What you should do: Bring back every record exactly, except for the pictures, which stay out.

########

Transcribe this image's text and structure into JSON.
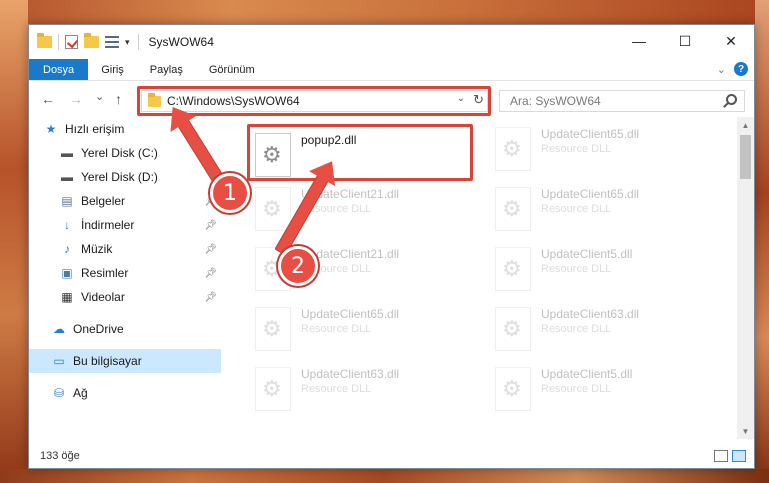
{
  "window": {
    "title": "SysWOW64",
    "controls": {
      "minimize": "—",
      "maximize": "☐",
      "close": "✕"
    }
  },
  "ribbon": {
    "tabs": [
      {
        "label": "Dosya"
      },
      {
        "label": "Giriş"
      },
      {
        "label": "Paylaş"
      },
      {
        "label": "Görünüm"
      }
    ],
    "help": "?"
  },
  "nav_buttons": {
    "back": "←",
    "forward": "→",
    "recent": "⌄",
    "up": "↑"
  },
  "address": {
    "path": "C:\\Windows\\SysWOW64",
    "search_placeholder": "Ara: SysWOW64"
  },
  "sidebar": {
    "items": [
      {
        "label": "Hızlı erişim"
      },
      {
        "label": "Yerel Disk (C:)"
      },
      {
        "label": "Yerel Disk (D:)"
      },
      {
        "label": "Belgeler"
      },
      {
        "label": "İndirmeler"
      },
      {
        "label": "Müzik"
      },
      {
        "label": "Resimler"
      },
      {
        "label": "Videolar"
      },
      {
        "label": "OneDrive"
      },
      {
        "label": "Bu bilgisayar"
      },
      {
        "label": "Ağ"
      }
    ]
  },
  "files": [
    {
      "name": "popup2.dll",
      "desc": ""
    },
    {
      "name": "UpdateClient65.dll",
      "desc": "Resource DLL"
    },
    {
      "name": "UpdateClient21.dll",
      "desc": "Resource DLL"
    },
    {
      "name": "UpdateClient65.dll",
      "desc": "Resource DLL"
    },
    {
      "name": "UpdateClient21.dll",
      "desc": "Resource DLL"
    },
    {
      "name": "UpdateClient5.dll",
      "desc": "Resource DLL"
    },
    {
      "name": "UpdateClient65.dll",
      "desc": "Resource DLL"
    },
    {
      "name": "UpdateClient63.dll",
      "desc": "Resource DLL"
    },
    {
      "name": "UpdateClient63.dll",
      "desc": "Resource DLL"
    },
    {
      "name": "UpdateClient5.dll",
      "desc": "Resource DLL"
    }
  ],
  "status": {
    "count": "133 öğe"
  },
  "callouts": {
    "one": "1",
    "two": "2"
  },
  "colors": {
    "accent": "#1979ca",
    "highlight": "#d9443a",
    "selection": "#cce8ff"
  }
}
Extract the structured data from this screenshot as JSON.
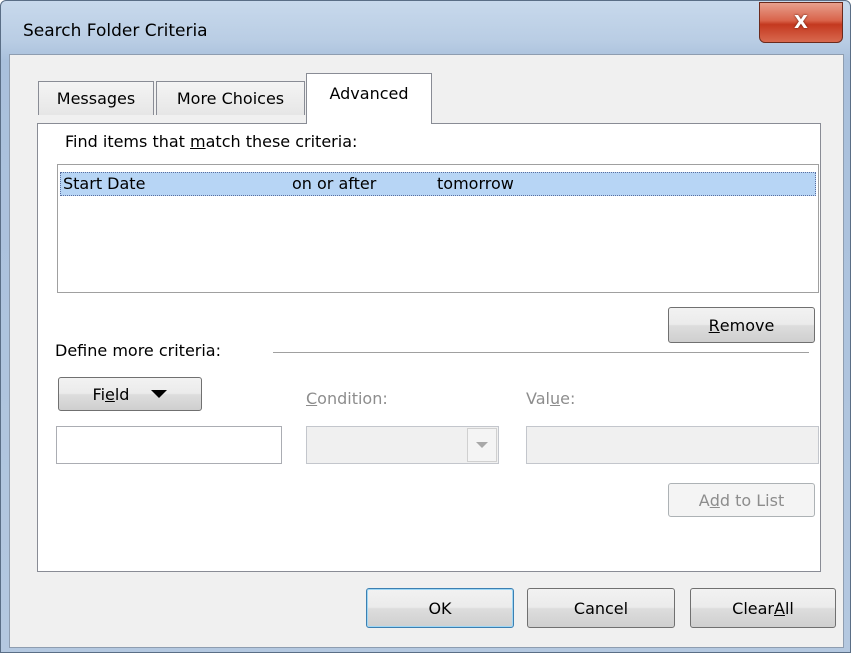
{
  "window": {
    "title": "Search Folder Criteria",
    "close_glyph": "X"
  },
  "tabs": [
    {
      "label": "Messages",
      "active": false
    },
    {
      "label": "More Choices",
      "active": false
    },
    {
      "label": "Advanced",
      "active": true
    }
  ],
  "advanced": {
    "criteria_label_pre": "Find items that ",
    "criteria_label_mnemonic": "m",
    "criteria_label_post": "atch these criteria:",
    "criteria_list": [
      {
        "field": "Start Date",
        "condition": "on or after",
        "value": "tomorrow",
        "selected": true
      }
    ],
    "remove_button_mnemonic": "R",
    "remove_button_rest": "emove",
    "define_more_label": "Define more criteria:",
    "field_button_pre": "Fi",
    "field_button_mnemonic": "e",
    "field_button_post": "ld",
    "field_input_value": "",
    "condition_label_mnemonic": "C",
    "condition_label_rest": "ondition:",
    "condition_select_value": "",
    "value_label_pre": "Val",
    "value_label_mnemonic": "u",
    "value_label_post": "e:",
    "value_input_value": "",
    "add_button_pre": "A",
    "add_button_mnemonic": "d",
    "add_button_post": "d to List"
  },
  "footer": {
    "ok_label": "OK",
    "cancel_label": "Cancel",
    "clear_all_pre": "Clear ",
    "clear_all_mnemonic": "A",
    "clear_all_post": "ll"
  },
  "colors": {
    "selection": "#b7d5f5",
    "close_button": "#c4381f",
    "default_button_border": "#3c7fb1"
  },
  "icons": {
    "close": "close-icon",
    "field_dropdown": "triangle-down-icon",
    "condition_dropdown": "chevron-down-icon"
  }
}
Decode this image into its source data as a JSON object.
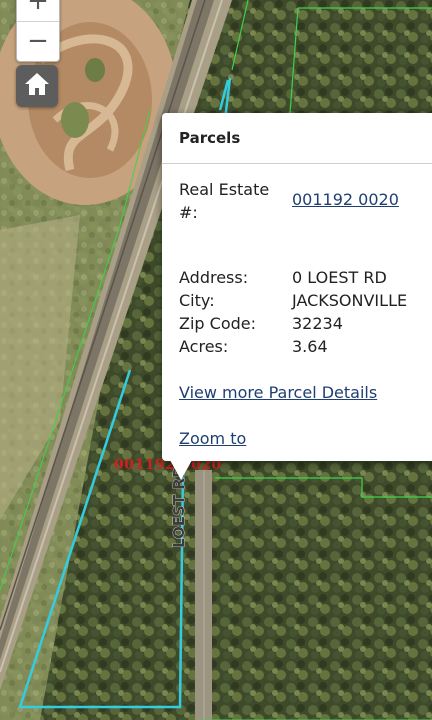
{
  "map": {
    "zoom_in_label": "+",
    "zoom_out_label": "−",
    "home_icon": "home-icon",
    "parcel_label": "001192 0020",
    "road_label": "LOEST RD",
    "colors": {
      "parcel_outline": "#34cde0",
      "parcel_outline_secondary": "#3fd24a",
      "parcel_text": "#d21f1f"
    }
  },
  "popup": {
    "title": "Parcels",
    "real_estate_label": "Real Estate #:",
    "real_estate_value": "001192 0020",
    "address_label": "Address:",
    "address_value": "0 LOEST RD",
    "city_label": "City:",
    "city_value": "JACKSONVILLE",
    "zip_label": "Zip Code:",
    "zip_value": "32234",
    "acres_label": "Acres:",
    "acres_value": "3.64",
    "more_details_link": "View more Parcel Details",
    "zoom_to_link": "Zoom to"
  }
}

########

Exercise result:
Transcribe this image's text and structure into JSON.
{
  "window": {
    "title": "SysWOW64",
    "controls": {
      "minimize": "—",
      "maximize": "☐",
      "close": "✕"
    }
  },
  "ribbon": {
    "tabs": [
      {
        "label": "Dosya"
      },
      {
        "label": "Giriş"
      },
      {
        "label": "Paylaş"
      },
      {
        "label": "Görünüm"
      }
    ],
    "help": "?"
  },
  "nav_buttons": {
    "back": "←",
    "forward": "→",
    "recent": "⌄",
    "up": "↑"
  },
  "address": {
    "path": "C:\\Windows\\SysWOW64",
    "search_placeholder": "Ara: SysWOW64"
  },
  "sidebar": {
    "items": [
      {
        "label": "Hızlı erişim"
      },
      {
        "label": "Yerel Disk (C:)"
      },
      {
        "label": "Yerel Disk (D:)"
      },
      {
        "label": "Belgeler"
      },
      {
        "label": "İndirmeler"
      },
      {
        "label": "Müzik"
      },
      {
        "label": "Resimler"
      },
      {
        "label": "Videolar"
      },
      {
        "label": "OneDrive"
      },
      {
        "label": "Bu bilgisayar"
      },
      {
        "label": "Ağ"
      }
    ]
  },
  "files": [
    {
      "name": "popup2.dll",
      "desc": ""
    },
    {
      "name": "UpdateClient65.dll",
      "desc": "Resource DLL"
    },
    {
      "name": "UpdateClient21.dll",
      "desc": "Resource DLL"
    },
    {
      "name": "UpdateClient65.dll",
      "desc": "Resource DLL"
    },
    {
      "name": "UpdateClient21.dll",
      "desc": "Resource DLL"
    },
    {
      "name": "UpdateClient5.dll",
      "desc": "Resource DLL"
    },
    {
      "name": "UpdateClient65.dll",
      "desc": "Resource DLL"
    },
    {
      "name": "UpdateClient63.dll",
      "desc": "Resource DLL"
    },
    {
      "name": "UpdateClient63.dll",
      "desc": "Resource DLL"
    },
    {
      "name": "UpdateClient5.dll",
      "desc": "Resource DLL"
    }
  ],
  "status": {
    "count": "133 öğe"
  },
  "callouts": {
    "one": "1",
    "two": "2"
  },
  "colors": {
    "accent": "#1979ca",
    "highlight": "#d9443a",
    "selection": "#cce8ff"
  }
}
Extract the structured data from this screenshot as JSON.
{
  "window": {
    "title": "Search Folder Criteria",
    "close_glyph": "X"
  },
  "tabs": [
    {
      "label": "Messages",
      "active": false
    },
    {
      "label": "More Choices",
      "active": false
    },
    {
      "label": "Advanced",
      "active": true
    }
  ],
  "advanced": {
    "criteria_label_pre": "Find items that ",
    "criteria_label_mnemonic": "m",
    "criteria_label_post": "atch these criteria:",
    "criteria_list": [
      {
        "field": "Start Date",
        "condition": "on or after",
        "value": "tomorrow",
        "selected": true
      }
    ],
    "remove_button_mnemonic": "R",
    "remove_button_rest": "emove",
    "define_more_label": "Define more criteria:",
    "field_button_pre": "Fi",
    "field_button_mnemonic": "e",
    "field_button_post": "ld",
    "field_input_value": "",
    "condition_label_mnemonic": "C",
    "condition_label_rest": "ondition:",
    "condition_select_value": "",
    "value_label_pre": "Val",
    "value_label_mnemonic": "u",
    "value_label_post": "e:",
    "value_input_value": "",
    "add_button_pre": "A",
    "add_button_mnemonic": "d",
    "add_button_post": "d to List"
  },
  "footer": {
    "ok_label": "OK",
    "cancel_label": "Cancel",
    "clear_all_pre": "Clear ",
    "clear_all_mnemonic": "A",
    "clear_all_post": "ll"
  },
  "colors": {
    "selection": "#b7d5f5",
    "close_button": "#c4381f",
    "default_button_border": "#3c7fb1"
  },
  "icons": {
    "close": "close-icon",
    "field_dropdown": "triangle-down-icon",
    "condition_dropdown": "chevron-down-icon"
  }
}
Decode this image into its source data as a JSON object.
{
  "map": {
    "zoom_in_label": "+",
    "zoom_out_label": "−",
    "home_icon": "home-icon",
    "parcel_label": "001192 0020",
    "road_label": "LOEST RD",
    "colors": {
      "parcel_outline": "#34cde0",
      "parcel_outline_secondary": "#3fd24a",
      "parcel_text": "#d21f1f"
    }
  },
  "popup": {
    "title": "Parcels",
    "real_estate_label": "Real Estate #:",
    "real_estate_value": "001192 0020",
    "address_label": "Address:",
    "address_value": "0 LOEST RD",
    "city_label": "City:",
    "city_value": "JACKSONVILLE",
    "zip_label": "Zip Code:",
    "zip_value": "32234",
    "acres_label": "Acres:",
    "acres_value": "3.64",
    "more_details_link": "View more Parcel Details",
    "zoom_to_link": "Zoom to"
  }
}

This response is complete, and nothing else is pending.